(Provided information)

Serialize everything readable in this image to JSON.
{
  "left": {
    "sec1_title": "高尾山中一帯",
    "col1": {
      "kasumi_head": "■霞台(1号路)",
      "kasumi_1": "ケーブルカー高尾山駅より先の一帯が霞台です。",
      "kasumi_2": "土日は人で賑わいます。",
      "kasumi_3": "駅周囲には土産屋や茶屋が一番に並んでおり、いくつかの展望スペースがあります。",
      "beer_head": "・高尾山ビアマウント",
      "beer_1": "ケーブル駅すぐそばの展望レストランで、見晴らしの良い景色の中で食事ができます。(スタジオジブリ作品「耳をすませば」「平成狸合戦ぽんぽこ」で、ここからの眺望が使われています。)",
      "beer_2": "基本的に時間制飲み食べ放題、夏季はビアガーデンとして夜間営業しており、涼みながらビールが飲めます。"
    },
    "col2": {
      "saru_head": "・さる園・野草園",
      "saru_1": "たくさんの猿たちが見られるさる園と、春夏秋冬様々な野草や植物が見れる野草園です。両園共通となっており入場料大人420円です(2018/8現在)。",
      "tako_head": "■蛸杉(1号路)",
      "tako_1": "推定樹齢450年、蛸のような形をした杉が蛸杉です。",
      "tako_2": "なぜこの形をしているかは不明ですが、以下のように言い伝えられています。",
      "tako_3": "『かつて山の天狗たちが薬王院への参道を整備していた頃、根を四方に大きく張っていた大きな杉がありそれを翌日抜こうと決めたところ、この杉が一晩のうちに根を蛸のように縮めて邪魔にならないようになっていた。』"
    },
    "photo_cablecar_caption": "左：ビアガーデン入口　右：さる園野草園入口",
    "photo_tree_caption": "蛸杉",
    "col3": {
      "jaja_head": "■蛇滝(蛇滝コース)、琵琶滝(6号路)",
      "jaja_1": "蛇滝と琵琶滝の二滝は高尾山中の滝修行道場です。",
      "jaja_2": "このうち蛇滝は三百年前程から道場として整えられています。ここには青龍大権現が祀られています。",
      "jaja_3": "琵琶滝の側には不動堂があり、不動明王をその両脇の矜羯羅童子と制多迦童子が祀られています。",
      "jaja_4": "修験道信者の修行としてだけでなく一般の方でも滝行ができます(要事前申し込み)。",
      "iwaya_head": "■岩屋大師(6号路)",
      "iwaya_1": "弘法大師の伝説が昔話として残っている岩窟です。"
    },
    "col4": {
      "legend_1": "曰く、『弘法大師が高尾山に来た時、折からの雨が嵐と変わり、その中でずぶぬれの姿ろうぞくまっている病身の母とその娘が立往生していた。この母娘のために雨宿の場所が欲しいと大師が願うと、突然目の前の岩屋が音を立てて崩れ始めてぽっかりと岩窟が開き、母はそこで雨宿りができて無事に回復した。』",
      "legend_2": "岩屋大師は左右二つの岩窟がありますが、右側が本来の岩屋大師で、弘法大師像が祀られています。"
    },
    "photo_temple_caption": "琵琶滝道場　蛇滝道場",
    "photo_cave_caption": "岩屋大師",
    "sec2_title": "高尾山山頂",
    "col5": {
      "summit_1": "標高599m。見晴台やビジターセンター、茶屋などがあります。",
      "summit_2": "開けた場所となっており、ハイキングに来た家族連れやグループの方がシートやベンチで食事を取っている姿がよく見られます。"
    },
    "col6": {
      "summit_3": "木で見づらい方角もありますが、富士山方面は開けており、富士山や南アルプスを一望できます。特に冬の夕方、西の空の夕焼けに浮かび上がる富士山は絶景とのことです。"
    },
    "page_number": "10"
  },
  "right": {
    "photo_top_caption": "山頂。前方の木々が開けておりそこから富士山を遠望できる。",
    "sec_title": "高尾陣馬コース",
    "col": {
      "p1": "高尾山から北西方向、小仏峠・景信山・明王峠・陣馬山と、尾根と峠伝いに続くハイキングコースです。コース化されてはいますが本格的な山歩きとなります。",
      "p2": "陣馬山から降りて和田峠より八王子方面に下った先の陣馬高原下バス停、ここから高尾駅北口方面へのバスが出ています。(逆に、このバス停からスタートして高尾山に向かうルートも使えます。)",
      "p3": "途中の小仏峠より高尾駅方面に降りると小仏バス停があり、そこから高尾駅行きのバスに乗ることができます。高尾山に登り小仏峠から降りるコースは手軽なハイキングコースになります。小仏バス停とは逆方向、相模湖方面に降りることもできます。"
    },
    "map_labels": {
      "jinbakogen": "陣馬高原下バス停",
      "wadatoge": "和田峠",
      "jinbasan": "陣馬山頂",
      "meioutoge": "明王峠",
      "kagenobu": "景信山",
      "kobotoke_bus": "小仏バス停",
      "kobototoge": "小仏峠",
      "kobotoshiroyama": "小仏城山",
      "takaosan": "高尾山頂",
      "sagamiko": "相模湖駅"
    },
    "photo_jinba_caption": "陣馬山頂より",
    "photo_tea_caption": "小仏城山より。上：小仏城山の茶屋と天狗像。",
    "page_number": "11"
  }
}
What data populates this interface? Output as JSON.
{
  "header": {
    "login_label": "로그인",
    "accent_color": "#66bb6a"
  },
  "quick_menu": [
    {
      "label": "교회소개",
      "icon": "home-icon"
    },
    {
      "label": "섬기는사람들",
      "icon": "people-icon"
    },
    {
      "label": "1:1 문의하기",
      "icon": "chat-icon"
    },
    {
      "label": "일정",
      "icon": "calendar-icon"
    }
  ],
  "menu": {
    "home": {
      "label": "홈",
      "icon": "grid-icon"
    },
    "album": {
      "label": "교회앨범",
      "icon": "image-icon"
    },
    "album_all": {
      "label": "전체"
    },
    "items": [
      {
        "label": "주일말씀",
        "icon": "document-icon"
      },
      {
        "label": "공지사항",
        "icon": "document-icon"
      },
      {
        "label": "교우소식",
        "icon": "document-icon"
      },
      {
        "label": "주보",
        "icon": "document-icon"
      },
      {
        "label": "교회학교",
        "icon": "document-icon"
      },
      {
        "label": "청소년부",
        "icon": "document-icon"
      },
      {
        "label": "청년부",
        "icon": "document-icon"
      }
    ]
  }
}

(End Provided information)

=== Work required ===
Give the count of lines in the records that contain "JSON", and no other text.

=== Solution to this problem ===
2